The Prospect Chamber of Commerce celebrated International Women’s Day with a women’s conference featuring one of Kentucky’s most prominent females.

Former Kentucky Gov. Martha Layne Collins spoke to a group of about 85 local ladies at the Hunting Creek Country Club Tuesday – the 100th anniversary of International Women’s Day. Her speech was part of the “Strong Leadership, Strong Women” event hosted by the Prospect Chamber.

Women at all stages of life attended the event, including full-time moms, unemployed women, businesswomen representing companies and organizations such as Brown-Forman, Girl Scouts of Kentuckiana, Stock Yards Bank and Trust, BB&T and individual proprietors.

The day offered something for everyone.
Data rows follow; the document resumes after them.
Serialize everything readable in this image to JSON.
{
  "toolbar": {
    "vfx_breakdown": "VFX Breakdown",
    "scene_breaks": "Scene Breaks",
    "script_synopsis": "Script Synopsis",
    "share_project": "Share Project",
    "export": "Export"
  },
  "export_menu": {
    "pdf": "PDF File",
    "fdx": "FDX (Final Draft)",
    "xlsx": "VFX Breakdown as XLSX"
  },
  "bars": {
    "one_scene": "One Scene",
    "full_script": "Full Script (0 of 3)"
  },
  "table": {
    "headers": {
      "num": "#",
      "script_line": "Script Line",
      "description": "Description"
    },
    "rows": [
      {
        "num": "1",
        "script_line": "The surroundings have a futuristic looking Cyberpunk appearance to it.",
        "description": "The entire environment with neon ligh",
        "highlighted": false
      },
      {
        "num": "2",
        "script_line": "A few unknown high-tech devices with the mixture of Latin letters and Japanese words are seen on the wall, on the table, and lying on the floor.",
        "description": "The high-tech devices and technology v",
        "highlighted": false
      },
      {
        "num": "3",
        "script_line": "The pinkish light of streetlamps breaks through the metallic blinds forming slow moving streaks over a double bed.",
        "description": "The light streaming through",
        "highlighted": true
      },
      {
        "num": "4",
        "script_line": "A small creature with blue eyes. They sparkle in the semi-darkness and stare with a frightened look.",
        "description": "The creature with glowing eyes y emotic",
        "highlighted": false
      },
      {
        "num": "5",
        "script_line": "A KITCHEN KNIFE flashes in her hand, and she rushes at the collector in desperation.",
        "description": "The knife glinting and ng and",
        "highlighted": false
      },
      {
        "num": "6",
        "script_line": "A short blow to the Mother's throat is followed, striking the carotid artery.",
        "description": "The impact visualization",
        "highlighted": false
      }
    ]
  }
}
In the morning, Debi Magnes with the Kentucky Center for Self Growth spoke about finding your life’s passion, and Marcella Arnold of Edward Jones spoke about money matters and taking control of finances, attendees said.

In the afternoon, Karen Bonura of Mary Kay talked about professional image, which comprises not only physical appearance, but also personality and attitude.

Marilyn Cannon of Best Body spoke about the inefficacy of diets, and the power of asking one simple question before eating: “Am I hungry?” Kathy Jacobs, executive director of the Prospect Chamber and organizer of the event said she hopes the speeches gave women “a sense of how much they’re worth.” Collins’ speech, which drew on her personal and professional experiences, was an empowering call to women to give life their all.

“The only restrictions you have are the ones you place on yourself, ” she said early in the speech.

Collins began with a story from her childhood.

Determined to build a pool in her Bagdad backyard, Collins got to a good start digging up the earth and creating a big hole.

Collins’ dream of having a swimming pool was short-lived, however, because her mother ordered her to stop digging and fill in the hole.

“Even though she crushed my bubble, ” Collins said, “it probably made me more determined.” It’s not easy being a woman, Collins said, and especially difficult being a female leader.

“There’s never enough time to do everything you’re supposed to do, ” she said.

“I had dreams that didn’t come true.” In 1985, after the Kentucky House and Senate passed resolutions encouraging General Motors to locate a Saturn plant in Kentucky, the company chose to build the plant in Tennessee.

Despite the loss, Collins didn’t get discouraged.

When Toyota came along, looking to place one of its plants somewhere in the United States, the company whittled down its options to Tennessee and Kentucky, Collins explained.

This time, Collins made her dream come true.

She sent aides to New York to meet with the heads of Toyota.

She wined and dined them when they arrived in Kentucky, treated them to a fireworks demonstration and a show of Kentucky folk music, and told them she looked forward to working with them in the future.

In the end, Kentucky got its Toyota plant thanks to hard work and dedication.

“I had a lot to do.

I had a lot to prove, ” Collins said.

“I was trying to do a good job so they wouldn’t say, ‘A woman can’t do this job.’” Attendees responded with a standing ovation and a renewed sense of empowerment.

Carolyn Makhlouf, who is retired and used to work for Brown-Forman, said Collins’ speech reinforced her belief that there is no limit to what women can do.

“She is still working and believes so much in Kentucky, ” Makhlouf said.

Makhlouf said she wants to encourage young women to dream big, take care of their health, and jump at every opportunity to learn.

“Education, education, education, ” she said.

“Get as much of it as you can.” Brenda Daniels, a golf teaching professional and member and associate of Pre-Paid Legal Services, attended the conference seeking advice on becoming a leader in her company.

“What better person to learn from than our one and only female governor, ” she said.

The most important message Daniels took from the conference was the importance of personal development.

She described being a female in a sporting profession as “a struggle, ” and said the speeches inspired her.

Personal development is not emphasized in schools and colleges, Daniels said, and motivation and empowerment are something women need more of.

E-mail us about this story at: danna@oldhamera.com.